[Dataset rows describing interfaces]
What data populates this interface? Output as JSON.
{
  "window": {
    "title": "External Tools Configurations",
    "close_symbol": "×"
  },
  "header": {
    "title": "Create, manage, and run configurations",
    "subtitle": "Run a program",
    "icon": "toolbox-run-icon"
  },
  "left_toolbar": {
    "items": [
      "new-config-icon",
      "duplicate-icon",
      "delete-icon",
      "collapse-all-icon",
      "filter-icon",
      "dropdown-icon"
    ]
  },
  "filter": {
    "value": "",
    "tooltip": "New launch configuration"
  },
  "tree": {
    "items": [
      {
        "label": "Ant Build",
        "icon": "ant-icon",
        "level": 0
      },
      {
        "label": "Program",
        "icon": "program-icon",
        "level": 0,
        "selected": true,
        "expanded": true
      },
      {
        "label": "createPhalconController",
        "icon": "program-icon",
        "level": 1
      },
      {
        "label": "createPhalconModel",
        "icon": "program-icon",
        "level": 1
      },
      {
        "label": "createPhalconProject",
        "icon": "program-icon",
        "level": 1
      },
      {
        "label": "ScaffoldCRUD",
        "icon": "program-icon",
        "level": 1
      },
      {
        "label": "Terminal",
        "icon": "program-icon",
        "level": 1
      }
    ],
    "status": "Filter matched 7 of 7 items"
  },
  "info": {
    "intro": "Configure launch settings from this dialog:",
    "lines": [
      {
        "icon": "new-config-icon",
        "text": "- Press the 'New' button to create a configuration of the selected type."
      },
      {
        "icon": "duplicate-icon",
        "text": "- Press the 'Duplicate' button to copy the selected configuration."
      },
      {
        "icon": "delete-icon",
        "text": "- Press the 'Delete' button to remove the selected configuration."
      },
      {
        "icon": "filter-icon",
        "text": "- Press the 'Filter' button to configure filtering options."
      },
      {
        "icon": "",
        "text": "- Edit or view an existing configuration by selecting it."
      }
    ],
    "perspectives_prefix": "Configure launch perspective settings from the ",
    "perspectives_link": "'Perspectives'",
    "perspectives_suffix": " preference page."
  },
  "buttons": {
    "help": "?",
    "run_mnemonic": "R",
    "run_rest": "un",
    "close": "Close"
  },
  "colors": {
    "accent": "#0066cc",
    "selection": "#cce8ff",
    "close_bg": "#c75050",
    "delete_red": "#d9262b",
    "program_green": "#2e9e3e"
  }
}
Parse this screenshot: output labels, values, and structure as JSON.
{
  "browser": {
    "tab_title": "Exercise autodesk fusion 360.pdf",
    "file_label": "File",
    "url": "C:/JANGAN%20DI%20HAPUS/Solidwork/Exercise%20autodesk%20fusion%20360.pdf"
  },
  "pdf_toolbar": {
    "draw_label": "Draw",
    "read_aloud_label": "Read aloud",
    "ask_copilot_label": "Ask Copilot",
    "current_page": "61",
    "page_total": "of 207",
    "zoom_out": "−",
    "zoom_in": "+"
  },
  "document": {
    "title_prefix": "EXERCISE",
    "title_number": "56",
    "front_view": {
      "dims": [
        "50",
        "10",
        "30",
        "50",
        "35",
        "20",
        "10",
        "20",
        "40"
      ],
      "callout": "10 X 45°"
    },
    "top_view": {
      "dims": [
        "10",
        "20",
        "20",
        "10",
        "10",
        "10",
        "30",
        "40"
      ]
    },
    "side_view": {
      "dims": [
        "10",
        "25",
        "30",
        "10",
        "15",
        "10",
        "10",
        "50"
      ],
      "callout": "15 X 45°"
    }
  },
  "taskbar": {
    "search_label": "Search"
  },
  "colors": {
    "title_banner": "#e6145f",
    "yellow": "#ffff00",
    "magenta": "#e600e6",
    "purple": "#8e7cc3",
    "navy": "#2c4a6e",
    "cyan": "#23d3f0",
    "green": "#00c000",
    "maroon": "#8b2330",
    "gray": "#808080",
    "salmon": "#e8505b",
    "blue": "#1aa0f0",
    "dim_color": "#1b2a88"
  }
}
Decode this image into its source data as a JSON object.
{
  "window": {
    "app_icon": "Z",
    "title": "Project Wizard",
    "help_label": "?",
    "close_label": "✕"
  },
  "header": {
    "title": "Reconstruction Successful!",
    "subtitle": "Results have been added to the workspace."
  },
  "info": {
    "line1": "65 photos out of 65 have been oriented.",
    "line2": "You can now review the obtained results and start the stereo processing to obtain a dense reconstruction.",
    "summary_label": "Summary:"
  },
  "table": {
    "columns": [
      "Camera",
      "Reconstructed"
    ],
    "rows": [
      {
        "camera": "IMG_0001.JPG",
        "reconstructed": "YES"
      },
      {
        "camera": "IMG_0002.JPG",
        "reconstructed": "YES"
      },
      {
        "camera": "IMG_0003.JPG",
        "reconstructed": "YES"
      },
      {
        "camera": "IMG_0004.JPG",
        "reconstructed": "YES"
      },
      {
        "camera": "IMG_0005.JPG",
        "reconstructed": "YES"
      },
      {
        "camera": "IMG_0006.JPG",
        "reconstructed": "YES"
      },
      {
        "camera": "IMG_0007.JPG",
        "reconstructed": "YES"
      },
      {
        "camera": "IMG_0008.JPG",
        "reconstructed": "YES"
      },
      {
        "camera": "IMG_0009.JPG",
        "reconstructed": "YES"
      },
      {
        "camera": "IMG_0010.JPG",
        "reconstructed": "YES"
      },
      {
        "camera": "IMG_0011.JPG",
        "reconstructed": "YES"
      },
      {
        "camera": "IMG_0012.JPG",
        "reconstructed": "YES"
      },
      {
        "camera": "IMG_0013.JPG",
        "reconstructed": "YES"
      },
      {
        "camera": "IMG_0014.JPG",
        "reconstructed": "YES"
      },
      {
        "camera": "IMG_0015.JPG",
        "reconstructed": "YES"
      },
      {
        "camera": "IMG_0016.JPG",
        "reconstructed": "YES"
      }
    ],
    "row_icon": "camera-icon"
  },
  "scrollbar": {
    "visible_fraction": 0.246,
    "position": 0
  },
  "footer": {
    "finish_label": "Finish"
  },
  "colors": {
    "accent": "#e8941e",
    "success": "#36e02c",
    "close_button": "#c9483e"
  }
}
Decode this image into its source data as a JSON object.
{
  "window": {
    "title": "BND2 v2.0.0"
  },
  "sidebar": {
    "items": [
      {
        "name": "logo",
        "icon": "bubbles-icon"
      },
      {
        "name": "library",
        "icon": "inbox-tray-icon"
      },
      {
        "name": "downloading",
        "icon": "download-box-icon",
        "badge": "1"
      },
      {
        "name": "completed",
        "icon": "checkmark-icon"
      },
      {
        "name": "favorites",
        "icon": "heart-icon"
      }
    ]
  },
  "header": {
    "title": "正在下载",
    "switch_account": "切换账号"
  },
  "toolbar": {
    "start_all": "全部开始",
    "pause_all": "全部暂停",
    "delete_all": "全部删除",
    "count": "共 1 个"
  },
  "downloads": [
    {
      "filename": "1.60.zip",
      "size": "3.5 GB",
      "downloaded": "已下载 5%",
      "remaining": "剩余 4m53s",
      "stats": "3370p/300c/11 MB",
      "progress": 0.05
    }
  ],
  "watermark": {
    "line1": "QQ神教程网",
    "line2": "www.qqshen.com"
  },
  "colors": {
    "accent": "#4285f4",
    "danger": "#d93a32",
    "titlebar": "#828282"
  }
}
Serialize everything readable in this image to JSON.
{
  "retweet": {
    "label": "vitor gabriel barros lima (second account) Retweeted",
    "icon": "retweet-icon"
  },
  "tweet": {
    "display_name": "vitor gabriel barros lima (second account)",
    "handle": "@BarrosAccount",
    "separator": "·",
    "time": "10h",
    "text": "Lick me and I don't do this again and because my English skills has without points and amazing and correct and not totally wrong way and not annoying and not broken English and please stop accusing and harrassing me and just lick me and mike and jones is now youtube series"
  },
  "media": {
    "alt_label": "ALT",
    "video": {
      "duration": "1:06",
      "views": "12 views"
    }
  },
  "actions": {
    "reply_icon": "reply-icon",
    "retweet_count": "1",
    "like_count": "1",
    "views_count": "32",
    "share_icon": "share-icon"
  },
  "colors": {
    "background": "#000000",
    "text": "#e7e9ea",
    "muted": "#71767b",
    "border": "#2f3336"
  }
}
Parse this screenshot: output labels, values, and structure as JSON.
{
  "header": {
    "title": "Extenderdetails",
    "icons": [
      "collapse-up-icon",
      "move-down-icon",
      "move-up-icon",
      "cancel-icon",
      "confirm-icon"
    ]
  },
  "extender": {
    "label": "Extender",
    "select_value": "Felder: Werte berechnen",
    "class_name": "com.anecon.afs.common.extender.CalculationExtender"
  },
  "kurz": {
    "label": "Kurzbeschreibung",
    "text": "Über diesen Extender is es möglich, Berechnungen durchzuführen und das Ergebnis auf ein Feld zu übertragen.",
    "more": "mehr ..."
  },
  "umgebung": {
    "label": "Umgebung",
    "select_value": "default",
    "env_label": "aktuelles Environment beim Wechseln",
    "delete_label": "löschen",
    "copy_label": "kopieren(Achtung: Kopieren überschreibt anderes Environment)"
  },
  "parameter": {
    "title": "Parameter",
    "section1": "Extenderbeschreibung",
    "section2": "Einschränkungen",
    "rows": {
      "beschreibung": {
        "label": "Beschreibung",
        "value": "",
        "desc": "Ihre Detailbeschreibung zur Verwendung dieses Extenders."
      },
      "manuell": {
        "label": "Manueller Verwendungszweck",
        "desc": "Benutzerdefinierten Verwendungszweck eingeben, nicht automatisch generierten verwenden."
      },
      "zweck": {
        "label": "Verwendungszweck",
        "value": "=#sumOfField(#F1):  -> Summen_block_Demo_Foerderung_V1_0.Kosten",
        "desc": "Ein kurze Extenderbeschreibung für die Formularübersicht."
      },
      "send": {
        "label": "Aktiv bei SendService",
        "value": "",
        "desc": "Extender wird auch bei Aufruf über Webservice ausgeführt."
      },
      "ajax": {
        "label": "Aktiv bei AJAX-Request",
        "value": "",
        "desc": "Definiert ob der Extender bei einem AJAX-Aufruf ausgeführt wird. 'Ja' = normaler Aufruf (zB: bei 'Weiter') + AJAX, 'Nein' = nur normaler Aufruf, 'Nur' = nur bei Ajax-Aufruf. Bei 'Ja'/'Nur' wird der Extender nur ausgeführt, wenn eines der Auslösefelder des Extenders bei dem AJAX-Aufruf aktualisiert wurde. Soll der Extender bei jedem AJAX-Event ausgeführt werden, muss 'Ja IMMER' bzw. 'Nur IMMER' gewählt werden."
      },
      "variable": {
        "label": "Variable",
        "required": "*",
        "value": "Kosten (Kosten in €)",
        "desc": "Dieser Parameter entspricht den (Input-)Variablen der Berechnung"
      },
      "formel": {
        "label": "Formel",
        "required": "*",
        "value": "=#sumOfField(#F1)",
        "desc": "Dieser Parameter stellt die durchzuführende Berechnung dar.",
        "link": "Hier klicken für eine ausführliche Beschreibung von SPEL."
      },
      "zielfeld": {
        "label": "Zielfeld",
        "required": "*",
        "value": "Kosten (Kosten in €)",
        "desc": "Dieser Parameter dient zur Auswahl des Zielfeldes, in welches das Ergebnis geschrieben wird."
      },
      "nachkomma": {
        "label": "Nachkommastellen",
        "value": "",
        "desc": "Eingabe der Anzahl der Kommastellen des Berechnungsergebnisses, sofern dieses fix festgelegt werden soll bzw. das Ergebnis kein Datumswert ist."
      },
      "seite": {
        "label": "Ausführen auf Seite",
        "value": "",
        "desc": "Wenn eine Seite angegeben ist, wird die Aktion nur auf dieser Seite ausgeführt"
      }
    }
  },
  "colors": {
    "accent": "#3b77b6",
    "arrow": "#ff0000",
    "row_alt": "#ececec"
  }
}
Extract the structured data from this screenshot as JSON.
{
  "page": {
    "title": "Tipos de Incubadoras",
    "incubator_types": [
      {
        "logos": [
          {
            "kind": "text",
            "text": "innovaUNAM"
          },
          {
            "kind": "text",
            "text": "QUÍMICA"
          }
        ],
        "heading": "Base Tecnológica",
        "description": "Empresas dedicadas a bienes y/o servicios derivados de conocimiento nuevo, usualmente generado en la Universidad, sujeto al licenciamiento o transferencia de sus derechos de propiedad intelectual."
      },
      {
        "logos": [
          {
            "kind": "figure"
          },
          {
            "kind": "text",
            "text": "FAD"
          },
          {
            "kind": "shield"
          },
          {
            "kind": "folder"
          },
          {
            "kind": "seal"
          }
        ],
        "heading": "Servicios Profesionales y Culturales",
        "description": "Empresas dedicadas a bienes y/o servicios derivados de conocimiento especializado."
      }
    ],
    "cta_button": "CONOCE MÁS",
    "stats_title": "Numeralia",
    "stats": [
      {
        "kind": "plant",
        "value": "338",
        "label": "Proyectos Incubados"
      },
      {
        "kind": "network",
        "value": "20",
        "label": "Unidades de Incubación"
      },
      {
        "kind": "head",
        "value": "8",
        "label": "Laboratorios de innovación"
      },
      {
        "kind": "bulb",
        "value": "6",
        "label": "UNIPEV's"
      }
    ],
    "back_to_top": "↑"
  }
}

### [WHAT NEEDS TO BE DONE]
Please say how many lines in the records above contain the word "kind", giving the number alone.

### [FINISHED EXERCISE]
11